The Serpentine Pavillion has become one of the most iconic events in London’s Summer diary. Every year the fore-space of the main Serpentine Gallery sees the installation of a new and temporary structure. A place for congregation, shelter and above all, somewhere that raises questions while we pause to rest.
The invitation to create a Pavillion is issued to Artists and Architects, who working with Engineers are able to create their own personal iteration of this annual landmark.
This year saw the Burkina Faso Architect, Francis Kere bring his homage to gathering spaces in Africa.
“The tree was always the most important place in my village,” he says, describing the inspiration for his design. “It is where people come together under the shade of its branches to discuss, a place to decide matters, about love, about life. I want the pavilion to serve the same function: a simple open shelter to create a sense of freedom and community.”
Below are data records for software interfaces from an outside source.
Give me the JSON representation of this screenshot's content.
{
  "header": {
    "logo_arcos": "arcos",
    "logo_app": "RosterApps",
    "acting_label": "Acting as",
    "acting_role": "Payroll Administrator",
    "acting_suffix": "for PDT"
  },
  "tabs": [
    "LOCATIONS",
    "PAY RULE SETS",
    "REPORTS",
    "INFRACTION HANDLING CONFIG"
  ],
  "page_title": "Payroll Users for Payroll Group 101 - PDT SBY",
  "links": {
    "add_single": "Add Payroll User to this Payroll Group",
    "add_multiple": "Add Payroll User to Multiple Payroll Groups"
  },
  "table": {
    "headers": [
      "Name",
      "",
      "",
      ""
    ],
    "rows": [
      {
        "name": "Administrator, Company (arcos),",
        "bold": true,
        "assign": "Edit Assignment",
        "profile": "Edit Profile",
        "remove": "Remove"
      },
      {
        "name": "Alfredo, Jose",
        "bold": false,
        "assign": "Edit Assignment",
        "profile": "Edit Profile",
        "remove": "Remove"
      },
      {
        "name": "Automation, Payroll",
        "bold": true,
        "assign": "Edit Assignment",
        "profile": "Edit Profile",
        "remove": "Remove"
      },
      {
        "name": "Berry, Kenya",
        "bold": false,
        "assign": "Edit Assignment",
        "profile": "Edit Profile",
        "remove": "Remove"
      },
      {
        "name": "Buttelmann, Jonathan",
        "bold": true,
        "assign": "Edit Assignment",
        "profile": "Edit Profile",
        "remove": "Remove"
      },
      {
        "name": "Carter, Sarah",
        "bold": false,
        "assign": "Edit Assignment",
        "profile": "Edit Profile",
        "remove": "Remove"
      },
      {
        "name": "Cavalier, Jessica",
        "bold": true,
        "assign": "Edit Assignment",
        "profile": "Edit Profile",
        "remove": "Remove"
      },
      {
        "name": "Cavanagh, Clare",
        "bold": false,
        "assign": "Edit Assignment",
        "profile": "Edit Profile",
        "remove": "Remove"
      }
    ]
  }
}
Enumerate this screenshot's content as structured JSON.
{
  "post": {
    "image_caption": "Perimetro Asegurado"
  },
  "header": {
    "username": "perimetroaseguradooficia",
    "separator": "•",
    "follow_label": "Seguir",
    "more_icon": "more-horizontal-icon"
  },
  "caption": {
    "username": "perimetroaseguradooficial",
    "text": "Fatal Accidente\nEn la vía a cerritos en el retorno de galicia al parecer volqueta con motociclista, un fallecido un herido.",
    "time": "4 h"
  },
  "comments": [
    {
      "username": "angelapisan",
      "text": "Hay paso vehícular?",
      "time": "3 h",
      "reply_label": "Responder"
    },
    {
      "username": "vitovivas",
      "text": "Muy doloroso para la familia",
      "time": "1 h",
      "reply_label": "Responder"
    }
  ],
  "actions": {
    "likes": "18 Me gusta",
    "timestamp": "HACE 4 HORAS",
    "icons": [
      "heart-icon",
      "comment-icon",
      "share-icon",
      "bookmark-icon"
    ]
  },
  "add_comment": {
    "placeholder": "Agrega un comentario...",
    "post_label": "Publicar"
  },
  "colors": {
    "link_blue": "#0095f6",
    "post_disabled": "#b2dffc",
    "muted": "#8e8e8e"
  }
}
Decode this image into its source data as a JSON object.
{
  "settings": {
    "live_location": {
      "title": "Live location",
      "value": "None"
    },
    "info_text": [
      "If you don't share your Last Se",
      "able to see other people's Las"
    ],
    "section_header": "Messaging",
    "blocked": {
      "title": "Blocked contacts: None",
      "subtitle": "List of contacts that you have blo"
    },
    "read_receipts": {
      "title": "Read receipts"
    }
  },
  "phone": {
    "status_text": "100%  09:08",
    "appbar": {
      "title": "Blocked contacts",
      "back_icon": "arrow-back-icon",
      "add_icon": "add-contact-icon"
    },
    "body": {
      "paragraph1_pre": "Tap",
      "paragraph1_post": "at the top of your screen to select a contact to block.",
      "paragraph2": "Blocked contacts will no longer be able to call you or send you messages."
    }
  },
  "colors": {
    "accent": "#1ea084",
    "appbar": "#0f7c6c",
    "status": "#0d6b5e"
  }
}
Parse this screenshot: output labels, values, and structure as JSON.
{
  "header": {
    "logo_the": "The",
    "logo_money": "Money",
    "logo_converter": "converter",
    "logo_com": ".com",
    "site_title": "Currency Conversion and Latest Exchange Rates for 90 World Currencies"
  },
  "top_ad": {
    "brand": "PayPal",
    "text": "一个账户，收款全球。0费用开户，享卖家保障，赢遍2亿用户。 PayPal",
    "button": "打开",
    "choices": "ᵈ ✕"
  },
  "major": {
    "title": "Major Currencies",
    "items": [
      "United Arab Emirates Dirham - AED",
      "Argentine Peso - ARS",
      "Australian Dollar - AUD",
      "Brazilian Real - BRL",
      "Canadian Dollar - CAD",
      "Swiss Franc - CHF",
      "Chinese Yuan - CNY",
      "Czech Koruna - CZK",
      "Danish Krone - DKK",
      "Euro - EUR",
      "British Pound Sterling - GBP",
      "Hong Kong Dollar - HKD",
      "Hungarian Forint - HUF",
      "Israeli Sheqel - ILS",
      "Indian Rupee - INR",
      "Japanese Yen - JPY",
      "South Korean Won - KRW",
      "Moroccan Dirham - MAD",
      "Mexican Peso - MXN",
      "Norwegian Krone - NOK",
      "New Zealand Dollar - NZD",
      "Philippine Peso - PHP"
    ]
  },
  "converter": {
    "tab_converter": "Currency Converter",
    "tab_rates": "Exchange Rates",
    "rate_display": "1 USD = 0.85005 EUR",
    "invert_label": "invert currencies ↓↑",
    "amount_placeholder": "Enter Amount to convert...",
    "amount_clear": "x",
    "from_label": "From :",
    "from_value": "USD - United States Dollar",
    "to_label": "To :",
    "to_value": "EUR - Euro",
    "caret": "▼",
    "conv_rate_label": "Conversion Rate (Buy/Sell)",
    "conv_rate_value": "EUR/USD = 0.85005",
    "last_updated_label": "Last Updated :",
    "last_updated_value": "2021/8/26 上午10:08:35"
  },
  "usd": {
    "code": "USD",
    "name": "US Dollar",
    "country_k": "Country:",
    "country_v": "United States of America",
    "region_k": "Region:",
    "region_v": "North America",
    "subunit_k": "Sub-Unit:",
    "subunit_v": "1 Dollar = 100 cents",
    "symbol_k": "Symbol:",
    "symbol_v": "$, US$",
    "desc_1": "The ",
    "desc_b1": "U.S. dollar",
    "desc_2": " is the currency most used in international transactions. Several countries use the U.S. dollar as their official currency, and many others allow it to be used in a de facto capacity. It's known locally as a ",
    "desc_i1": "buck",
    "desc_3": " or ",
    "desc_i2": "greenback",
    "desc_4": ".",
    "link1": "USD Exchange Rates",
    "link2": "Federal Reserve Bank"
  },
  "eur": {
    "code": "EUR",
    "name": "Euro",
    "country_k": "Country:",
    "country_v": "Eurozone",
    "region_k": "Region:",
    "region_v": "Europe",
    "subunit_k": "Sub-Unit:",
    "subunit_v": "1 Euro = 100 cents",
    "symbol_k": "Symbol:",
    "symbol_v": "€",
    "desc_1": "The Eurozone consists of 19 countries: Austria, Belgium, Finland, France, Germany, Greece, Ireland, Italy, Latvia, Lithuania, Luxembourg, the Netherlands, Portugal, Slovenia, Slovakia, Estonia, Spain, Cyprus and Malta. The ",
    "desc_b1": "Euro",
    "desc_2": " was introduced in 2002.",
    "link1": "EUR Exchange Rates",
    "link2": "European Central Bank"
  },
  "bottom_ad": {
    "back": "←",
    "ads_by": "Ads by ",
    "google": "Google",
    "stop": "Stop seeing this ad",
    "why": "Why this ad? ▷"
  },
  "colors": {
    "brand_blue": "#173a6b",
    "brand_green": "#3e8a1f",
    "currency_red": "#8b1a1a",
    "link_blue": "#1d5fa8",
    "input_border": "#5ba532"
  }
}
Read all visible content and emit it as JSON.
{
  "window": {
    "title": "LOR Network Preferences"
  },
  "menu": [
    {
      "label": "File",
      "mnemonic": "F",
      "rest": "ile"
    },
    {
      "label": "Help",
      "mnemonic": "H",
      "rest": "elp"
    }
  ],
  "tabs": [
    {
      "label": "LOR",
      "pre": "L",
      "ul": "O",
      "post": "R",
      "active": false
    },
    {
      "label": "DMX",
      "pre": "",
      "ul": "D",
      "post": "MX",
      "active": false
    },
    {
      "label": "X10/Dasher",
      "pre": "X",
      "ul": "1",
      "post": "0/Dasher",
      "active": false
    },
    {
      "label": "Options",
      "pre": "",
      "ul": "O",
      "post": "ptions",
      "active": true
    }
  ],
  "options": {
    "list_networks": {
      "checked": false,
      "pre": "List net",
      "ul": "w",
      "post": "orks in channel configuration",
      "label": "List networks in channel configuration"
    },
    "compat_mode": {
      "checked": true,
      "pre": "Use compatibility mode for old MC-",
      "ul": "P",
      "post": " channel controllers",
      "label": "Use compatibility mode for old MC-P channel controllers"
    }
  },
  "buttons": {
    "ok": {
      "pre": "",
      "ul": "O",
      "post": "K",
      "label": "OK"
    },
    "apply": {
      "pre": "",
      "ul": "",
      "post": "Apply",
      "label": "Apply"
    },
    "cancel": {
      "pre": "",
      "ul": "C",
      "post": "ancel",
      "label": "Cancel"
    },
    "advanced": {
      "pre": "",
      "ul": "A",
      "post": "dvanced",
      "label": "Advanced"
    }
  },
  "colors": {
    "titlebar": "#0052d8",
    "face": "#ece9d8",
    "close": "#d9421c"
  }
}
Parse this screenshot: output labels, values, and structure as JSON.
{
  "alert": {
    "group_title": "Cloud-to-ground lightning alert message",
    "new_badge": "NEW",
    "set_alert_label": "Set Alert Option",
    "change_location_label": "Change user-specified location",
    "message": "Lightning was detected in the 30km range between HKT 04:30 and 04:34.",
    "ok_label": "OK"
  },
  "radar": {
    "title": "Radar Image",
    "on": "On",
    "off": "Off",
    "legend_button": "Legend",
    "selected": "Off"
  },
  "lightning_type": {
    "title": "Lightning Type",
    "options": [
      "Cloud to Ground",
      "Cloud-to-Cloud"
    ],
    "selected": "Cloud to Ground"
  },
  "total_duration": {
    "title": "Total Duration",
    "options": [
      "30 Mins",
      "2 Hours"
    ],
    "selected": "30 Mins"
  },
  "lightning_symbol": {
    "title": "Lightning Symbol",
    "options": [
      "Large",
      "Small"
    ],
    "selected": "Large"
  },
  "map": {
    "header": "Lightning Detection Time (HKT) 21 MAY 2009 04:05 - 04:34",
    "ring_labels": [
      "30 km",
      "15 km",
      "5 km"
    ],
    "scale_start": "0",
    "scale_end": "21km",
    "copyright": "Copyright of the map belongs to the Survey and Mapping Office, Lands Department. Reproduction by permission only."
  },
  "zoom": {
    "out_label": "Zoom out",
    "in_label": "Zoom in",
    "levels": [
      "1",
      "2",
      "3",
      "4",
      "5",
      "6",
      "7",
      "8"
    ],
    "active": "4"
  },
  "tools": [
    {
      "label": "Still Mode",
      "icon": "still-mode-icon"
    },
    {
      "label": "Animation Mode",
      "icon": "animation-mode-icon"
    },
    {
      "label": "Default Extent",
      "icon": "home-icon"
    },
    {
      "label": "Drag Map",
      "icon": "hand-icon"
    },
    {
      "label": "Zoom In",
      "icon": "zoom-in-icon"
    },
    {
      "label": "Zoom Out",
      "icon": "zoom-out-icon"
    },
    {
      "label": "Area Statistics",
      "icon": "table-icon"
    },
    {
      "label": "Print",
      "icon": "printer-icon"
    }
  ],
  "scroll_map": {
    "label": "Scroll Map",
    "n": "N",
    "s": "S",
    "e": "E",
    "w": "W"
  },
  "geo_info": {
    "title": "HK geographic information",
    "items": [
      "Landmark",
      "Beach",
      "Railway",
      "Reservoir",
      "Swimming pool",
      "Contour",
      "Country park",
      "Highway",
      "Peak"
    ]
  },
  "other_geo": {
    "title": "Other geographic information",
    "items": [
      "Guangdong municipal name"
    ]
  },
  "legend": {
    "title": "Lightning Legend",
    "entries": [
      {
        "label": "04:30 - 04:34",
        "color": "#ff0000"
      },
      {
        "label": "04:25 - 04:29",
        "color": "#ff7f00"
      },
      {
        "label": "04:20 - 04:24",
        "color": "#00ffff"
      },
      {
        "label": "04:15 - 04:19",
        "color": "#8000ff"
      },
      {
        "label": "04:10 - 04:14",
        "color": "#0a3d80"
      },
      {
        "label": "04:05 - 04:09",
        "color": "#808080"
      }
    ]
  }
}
Instead of offering shade from scorching sun, Kéré’s London canopy is configured with rain in mind, designing the shallow saucer to funnel water into a central opening, where a ring of slender steel trusses will support the great wooden bowl. The space is circled by a series of curving blue wooden walls, in an African textile-like pattern, “I’m coming to London,” he says, “so I wanted to show myself with my best clothes.”
Unlike his normal Palette of mud bricks, often assembled by unskilled workers, Kere has translated his hometown materials to explore the opportunities London offered.
“I told myself, ‘Francis, don’t try to change yourself for this commission’,” he says. “Remain true to how you started, but do a little bit more. Here I have the chance to work with amazing engineers, so we can make the steel very thin and have an impressive cantilever.”
Eventually the Autumn will bring the closing and dismantling of the Pavilion, this is as important a part of the process as the assembly. It is important to remember that the brief is essentially for a Summer stage set that will gather crowds and promote thoughtful conversation. Like all the best gatherings the Conversation must move on and make way for other thoughts and ideas.
What of the structure once it has been dismantled. Usually the Pavillions are sold on to a collector but in this case Kere has other plans:
Staying true to his ethos and commitment to enhance and improve the lives of his home land Kere says, “The participation will happen when people come to take ownership of the structure, but I am working with partners to see if it can travel, and maybe end up in Africa as a museum or library.”
by K. Spence (HUB Director)